ENTRIES SHOWN:
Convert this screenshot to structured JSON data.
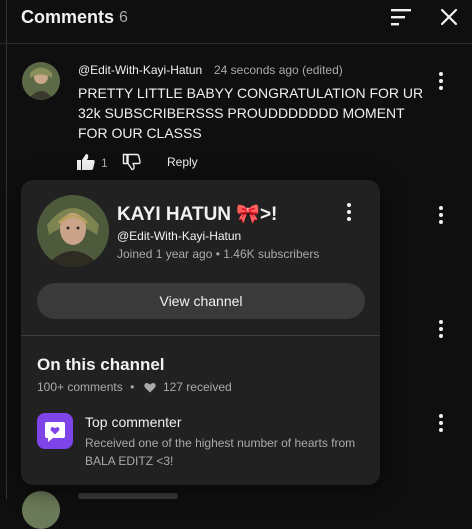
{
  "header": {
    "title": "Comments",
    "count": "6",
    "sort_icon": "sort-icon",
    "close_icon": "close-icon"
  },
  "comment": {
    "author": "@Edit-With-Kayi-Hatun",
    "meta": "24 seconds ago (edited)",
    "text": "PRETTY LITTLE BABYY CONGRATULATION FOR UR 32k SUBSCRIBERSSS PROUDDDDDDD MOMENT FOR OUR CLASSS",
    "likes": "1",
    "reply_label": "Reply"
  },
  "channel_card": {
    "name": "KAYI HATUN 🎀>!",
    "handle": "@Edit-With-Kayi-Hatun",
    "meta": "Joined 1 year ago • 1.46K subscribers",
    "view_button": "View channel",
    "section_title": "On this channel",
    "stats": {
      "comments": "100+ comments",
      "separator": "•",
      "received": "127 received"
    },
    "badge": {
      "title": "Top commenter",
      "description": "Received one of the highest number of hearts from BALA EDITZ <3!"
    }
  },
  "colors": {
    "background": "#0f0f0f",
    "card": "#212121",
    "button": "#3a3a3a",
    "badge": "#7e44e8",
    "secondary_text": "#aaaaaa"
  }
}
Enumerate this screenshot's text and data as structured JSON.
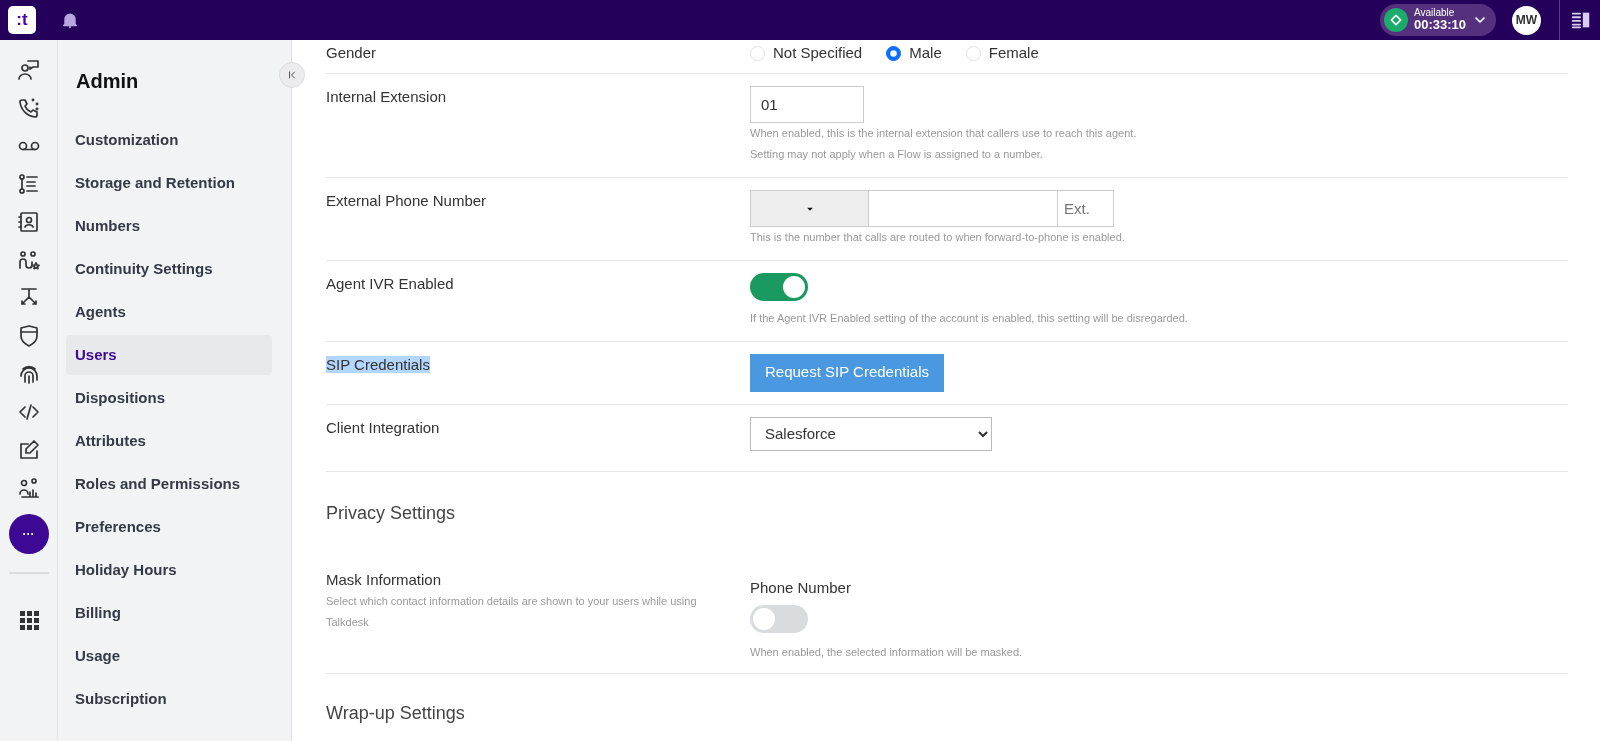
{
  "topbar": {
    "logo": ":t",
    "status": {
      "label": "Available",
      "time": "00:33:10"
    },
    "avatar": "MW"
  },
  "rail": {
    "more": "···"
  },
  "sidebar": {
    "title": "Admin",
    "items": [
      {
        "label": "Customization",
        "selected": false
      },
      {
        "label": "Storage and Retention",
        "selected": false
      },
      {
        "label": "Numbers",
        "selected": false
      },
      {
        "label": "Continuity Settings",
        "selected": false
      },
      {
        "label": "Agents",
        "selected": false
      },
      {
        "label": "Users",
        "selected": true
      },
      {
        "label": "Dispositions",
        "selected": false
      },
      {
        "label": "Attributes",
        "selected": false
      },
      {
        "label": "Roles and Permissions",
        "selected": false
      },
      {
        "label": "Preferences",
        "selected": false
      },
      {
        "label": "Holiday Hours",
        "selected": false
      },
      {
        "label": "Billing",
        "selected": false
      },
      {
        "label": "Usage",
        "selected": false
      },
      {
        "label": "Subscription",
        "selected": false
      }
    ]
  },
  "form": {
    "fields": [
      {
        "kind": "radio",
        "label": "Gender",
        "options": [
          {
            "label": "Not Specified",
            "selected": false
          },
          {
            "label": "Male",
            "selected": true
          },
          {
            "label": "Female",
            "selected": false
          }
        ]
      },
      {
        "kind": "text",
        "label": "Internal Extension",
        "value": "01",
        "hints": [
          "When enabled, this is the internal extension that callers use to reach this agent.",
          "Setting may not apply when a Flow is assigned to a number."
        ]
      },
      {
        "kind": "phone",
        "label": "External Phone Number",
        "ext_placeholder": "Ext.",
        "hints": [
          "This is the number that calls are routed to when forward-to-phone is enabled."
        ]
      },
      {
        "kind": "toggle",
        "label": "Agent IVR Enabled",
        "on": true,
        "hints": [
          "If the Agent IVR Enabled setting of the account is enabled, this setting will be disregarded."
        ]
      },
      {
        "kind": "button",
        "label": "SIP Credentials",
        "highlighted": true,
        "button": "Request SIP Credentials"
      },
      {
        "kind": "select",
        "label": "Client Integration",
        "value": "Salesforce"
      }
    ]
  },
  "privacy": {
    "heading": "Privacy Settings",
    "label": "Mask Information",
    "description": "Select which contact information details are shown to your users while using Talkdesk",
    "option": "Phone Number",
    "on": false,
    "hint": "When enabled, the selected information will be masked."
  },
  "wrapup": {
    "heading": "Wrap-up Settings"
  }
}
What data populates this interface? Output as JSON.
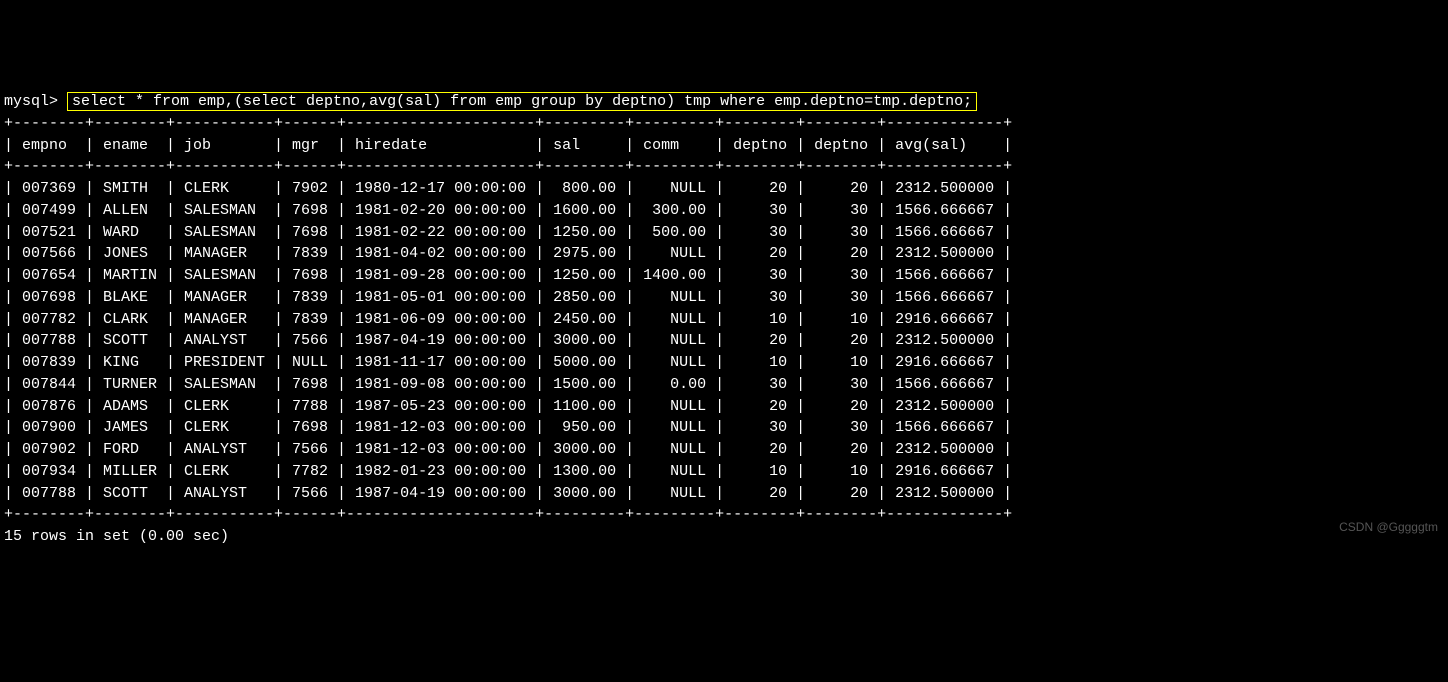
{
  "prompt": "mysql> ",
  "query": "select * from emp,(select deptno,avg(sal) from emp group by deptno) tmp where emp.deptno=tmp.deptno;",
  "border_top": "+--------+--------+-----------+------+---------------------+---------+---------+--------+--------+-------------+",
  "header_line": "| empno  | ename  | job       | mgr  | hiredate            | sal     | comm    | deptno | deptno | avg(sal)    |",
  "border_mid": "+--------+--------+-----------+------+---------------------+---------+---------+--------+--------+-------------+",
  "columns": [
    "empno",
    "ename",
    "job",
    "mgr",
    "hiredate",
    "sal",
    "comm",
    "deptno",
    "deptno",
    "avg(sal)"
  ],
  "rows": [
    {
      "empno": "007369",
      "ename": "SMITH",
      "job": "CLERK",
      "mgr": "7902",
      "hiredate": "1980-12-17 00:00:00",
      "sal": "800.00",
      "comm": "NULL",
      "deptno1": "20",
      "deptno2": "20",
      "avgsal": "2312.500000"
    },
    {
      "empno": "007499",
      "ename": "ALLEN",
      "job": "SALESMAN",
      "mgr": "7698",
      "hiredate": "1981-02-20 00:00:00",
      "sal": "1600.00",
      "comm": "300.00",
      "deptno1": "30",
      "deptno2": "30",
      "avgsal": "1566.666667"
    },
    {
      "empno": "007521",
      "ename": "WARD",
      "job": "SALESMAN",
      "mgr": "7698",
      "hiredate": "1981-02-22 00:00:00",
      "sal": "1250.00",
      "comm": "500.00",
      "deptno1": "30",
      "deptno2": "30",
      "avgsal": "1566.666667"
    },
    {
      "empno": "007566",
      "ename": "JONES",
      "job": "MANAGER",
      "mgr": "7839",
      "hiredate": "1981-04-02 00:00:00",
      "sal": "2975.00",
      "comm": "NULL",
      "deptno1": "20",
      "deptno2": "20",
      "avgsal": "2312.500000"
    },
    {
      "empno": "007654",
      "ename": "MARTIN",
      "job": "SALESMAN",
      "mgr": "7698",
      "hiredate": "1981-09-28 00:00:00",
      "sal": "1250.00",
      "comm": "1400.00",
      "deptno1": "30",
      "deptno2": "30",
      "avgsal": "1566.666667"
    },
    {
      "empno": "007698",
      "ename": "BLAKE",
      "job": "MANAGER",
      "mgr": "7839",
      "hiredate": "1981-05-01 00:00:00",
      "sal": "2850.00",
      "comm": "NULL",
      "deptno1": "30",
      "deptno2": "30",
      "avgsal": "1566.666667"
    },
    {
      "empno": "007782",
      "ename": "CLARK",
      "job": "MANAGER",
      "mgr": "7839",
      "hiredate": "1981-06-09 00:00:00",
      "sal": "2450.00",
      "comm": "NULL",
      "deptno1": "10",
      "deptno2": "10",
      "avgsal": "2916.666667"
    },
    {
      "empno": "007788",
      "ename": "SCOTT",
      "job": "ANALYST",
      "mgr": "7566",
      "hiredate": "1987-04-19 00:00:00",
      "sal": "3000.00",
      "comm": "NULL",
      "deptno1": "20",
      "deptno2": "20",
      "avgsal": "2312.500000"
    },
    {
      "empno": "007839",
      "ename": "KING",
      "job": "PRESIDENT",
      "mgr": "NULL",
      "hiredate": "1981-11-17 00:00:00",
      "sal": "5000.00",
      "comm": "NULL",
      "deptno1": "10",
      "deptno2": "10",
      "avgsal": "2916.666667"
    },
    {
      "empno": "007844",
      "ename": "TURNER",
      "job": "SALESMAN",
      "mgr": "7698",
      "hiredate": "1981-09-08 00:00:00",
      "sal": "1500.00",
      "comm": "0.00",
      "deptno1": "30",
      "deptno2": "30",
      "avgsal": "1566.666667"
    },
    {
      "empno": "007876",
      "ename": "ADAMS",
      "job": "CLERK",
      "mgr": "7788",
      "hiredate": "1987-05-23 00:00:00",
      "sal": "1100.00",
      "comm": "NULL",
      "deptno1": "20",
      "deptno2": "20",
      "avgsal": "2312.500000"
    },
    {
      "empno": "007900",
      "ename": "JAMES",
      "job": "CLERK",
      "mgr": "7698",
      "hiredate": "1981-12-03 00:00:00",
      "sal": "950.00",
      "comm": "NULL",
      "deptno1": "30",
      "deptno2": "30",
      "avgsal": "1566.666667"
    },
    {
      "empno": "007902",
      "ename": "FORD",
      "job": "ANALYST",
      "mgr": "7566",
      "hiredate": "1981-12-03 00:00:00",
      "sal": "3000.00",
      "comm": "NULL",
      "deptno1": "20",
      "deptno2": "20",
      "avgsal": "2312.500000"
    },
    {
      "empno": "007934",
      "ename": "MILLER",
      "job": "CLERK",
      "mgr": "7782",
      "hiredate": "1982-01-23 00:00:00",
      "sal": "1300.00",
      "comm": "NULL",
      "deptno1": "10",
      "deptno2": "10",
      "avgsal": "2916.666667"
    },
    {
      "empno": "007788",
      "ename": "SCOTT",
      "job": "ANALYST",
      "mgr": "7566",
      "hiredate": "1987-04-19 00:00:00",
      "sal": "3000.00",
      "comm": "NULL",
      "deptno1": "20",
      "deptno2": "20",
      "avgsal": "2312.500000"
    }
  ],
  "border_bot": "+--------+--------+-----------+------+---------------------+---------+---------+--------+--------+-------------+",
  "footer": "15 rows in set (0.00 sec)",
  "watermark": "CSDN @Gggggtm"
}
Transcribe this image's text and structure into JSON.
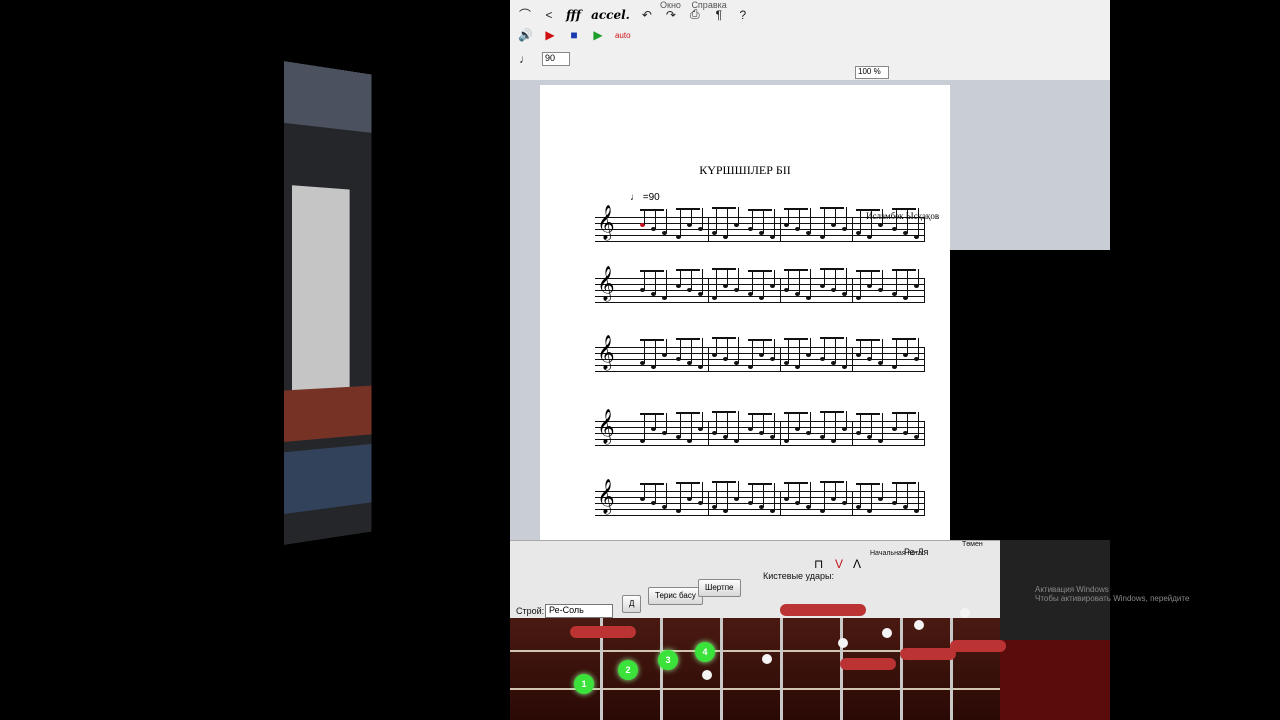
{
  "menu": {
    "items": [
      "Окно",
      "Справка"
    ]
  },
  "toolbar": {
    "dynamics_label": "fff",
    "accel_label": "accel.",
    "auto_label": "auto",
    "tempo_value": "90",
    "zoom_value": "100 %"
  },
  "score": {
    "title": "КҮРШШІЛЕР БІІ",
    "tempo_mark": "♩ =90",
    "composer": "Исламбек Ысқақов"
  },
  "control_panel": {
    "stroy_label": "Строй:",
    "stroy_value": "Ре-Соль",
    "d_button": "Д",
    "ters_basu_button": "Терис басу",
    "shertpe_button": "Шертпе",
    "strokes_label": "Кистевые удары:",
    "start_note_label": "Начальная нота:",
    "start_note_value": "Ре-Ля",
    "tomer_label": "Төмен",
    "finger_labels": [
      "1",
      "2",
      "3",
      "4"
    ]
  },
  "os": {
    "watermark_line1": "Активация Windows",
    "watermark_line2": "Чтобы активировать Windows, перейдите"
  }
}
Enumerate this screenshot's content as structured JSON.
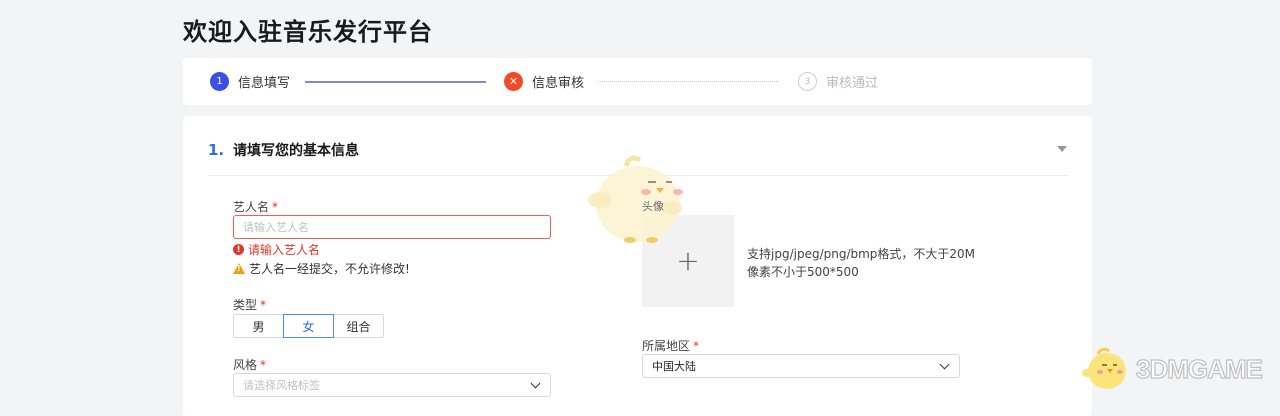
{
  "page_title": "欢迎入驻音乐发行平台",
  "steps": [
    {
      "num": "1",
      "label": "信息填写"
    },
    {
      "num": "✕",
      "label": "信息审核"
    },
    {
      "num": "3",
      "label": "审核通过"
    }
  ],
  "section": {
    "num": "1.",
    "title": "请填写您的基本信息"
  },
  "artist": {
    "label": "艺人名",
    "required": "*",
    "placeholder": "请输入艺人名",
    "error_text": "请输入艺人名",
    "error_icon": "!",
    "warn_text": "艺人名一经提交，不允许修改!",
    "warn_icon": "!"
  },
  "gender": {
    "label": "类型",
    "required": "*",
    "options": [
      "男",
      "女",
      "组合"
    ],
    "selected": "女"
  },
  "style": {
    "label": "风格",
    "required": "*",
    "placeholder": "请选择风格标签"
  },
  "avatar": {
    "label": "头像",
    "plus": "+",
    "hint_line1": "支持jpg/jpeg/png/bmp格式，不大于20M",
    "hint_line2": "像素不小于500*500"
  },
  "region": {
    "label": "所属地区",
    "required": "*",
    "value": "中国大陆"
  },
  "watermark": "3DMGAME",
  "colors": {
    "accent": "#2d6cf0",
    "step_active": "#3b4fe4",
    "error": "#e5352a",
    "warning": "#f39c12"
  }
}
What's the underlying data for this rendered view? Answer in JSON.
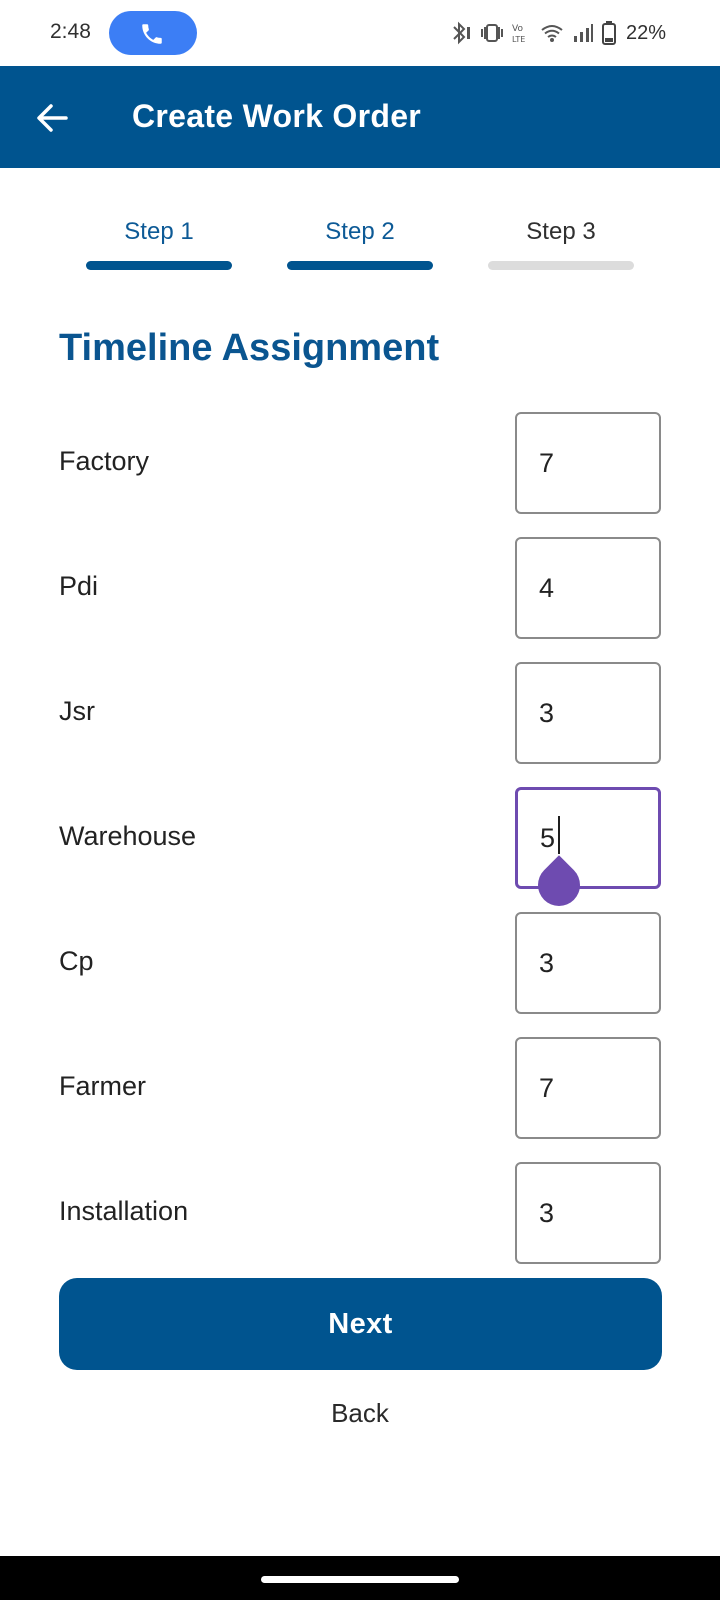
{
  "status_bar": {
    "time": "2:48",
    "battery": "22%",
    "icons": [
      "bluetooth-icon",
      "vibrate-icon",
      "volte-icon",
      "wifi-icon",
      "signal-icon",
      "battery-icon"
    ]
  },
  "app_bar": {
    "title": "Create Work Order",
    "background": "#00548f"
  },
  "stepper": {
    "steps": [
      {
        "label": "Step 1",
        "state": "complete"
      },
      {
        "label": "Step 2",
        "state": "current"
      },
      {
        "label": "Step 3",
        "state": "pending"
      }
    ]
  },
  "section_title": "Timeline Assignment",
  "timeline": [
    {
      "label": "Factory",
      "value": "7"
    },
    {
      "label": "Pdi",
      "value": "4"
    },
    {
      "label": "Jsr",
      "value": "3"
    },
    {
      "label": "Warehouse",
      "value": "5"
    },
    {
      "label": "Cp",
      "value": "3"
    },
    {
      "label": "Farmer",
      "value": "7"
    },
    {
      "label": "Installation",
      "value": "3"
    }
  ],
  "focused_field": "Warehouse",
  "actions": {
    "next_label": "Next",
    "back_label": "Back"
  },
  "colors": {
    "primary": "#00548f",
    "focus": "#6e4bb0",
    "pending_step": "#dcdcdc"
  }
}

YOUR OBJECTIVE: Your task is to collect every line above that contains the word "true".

WRITTEN RESPONSE:
        "selected": true
            "selected": true
        "on": true,
        "highlighted": true,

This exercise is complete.